▶ _Supplied information_:
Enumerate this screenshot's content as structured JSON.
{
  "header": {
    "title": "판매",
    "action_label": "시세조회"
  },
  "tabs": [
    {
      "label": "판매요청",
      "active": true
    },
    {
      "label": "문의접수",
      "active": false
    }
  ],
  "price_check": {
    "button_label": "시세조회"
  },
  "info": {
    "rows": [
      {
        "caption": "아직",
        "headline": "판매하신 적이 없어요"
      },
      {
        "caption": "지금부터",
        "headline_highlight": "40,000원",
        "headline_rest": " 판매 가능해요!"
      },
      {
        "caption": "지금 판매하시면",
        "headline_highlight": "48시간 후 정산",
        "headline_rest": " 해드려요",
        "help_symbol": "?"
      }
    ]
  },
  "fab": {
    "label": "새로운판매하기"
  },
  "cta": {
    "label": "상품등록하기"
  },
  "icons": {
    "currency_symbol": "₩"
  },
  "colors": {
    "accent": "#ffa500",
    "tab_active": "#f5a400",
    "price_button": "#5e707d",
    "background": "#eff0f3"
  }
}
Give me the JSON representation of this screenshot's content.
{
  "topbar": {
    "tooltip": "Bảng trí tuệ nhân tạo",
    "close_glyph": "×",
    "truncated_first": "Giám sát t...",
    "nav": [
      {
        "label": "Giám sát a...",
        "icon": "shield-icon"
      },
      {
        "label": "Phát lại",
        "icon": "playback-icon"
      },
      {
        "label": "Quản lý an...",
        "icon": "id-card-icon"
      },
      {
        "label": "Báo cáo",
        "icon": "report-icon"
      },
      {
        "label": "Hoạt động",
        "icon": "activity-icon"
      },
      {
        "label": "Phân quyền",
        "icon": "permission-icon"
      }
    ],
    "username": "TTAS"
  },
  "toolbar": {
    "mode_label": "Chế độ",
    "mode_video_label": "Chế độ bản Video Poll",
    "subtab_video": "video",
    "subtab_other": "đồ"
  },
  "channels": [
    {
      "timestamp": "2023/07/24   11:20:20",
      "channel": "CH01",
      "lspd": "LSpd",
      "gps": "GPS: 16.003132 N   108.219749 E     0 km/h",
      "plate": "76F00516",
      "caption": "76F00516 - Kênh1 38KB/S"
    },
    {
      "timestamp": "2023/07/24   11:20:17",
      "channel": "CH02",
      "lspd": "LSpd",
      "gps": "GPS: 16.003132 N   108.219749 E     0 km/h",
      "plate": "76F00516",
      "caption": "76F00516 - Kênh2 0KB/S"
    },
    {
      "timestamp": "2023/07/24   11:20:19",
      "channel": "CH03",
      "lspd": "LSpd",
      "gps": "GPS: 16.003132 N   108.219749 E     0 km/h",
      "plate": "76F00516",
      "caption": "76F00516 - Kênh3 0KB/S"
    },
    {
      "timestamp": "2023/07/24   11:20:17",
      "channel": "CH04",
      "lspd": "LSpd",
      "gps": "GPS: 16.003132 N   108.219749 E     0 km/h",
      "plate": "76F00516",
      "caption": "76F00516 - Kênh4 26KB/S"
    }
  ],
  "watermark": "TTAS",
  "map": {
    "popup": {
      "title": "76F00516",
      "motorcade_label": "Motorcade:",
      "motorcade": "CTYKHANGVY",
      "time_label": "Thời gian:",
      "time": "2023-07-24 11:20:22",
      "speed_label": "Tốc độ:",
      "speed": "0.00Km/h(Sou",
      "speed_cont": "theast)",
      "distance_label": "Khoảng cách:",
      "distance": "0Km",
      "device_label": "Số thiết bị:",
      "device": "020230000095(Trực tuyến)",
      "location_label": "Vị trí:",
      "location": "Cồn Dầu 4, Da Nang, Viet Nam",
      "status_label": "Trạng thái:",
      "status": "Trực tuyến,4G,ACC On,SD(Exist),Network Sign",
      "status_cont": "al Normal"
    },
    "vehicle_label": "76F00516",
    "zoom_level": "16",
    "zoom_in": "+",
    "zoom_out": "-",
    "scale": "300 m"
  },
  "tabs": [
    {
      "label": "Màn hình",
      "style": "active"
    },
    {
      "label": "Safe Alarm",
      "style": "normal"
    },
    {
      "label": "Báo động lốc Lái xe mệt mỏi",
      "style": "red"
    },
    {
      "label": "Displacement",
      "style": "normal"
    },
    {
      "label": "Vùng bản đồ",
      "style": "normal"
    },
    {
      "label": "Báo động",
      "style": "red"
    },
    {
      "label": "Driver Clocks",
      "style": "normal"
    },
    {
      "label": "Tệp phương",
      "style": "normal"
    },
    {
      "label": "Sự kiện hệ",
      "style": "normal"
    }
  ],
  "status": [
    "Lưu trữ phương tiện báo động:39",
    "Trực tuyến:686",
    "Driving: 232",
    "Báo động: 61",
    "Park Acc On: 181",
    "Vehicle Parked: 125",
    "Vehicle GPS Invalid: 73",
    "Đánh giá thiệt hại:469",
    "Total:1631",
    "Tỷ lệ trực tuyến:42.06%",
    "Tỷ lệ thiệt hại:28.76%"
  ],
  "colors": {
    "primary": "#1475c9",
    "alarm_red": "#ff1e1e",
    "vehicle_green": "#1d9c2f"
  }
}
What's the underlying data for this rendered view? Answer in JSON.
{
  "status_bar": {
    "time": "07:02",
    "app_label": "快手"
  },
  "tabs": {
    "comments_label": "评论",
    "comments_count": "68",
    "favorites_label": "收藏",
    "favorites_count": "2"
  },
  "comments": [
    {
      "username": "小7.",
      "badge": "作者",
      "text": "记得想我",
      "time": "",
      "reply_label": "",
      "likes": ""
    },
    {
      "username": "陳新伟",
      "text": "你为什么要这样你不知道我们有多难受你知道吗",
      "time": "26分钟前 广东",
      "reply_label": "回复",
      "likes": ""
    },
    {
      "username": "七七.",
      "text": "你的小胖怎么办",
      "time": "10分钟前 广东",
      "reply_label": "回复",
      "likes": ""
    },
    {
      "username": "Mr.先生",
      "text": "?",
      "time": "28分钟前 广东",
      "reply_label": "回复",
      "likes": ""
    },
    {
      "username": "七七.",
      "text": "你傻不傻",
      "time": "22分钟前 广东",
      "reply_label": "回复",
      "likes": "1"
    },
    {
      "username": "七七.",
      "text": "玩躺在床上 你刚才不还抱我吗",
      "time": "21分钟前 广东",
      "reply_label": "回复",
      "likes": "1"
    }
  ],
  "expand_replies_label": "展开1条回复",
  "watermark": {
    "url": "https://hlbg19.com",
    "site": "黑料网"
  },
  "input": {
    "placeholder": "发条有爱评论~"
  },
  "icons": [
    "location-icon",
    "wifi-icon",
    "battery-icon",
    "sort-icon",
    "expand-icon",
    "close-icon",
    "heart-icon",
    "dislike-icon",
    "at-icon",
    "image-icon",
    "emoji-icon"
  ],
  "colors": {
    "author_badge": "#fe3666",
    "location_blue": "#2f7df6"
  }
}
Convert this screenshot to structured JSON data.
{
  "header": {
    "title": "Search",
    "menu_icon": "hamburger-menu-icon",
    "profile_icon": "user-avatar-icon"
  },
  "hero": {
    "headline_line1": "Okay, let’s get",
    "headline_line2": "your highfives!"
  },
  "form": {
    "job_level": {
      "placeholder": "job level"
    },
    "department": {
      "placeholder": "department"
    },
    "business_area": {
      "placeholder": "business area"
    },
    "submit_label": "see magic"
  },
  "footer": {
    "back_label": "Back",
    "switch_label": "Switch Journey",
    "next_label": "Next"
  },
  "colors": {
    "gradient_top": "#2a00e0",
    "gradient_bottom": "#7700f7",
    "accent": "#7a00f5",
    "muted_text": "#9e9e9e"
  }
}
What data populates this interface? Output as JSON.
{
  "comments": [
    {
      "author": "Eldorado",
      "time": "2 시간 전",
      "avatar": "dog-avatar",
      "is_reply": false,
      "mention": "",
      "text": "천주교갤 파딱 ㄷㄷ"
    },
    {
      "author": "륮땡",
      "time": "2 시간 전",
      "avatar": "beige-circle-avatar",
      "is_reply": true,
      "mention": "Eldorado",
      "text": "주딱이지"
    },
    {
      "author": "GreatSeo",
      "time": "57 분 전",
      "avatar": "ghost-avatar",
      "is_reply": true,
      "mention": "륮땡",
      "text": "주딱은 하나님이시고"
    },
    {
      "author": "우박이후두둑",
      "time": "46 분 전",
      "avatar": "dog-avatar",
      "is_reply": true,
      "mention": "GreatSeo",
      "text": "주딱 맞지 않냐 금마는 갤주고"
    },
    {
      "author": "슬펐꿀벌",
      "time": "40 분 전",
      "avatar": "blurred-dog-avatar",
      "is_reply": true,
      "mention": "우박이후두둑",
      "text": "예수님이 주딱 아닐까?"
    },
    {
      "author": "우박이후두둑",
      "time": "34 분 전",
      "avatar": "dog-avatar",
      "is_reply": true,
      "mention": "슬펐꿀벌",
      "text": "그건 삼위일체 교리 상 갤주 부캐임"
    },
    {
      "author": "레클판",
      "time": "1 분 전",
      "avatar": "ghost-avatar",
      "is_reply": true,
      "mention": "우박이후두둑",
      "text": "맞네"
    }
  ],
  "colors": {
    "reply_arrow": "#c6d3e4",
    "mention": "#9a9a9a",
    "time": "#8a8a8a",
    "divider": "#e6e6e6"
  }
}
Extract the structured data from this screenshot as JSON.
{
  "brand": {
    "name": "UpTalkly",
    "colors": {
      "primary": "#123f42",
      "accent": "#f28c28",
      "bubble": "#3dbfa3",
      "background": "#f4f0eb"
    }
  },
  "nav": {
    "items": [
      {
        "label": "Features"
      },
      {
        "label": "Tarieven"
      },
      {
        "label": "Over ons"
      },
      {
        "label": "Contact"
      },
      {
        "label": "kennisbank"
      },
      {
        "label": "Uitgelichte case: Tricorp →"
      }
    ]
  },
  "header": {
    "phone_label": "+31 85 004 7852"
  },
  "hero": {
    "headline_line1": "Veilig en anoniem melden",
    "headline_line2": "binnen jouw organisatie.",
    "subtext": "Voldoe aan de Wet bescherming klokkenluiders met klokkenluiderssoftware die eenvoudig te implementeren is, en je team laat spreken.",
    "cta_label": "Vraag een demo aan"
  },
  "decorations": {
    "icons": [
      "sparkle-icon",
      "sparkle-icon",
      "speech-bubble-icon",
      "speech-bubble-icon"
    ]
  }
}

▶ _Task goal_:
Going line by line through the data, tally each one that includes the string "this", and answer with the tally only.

▶ _Completed task_:
6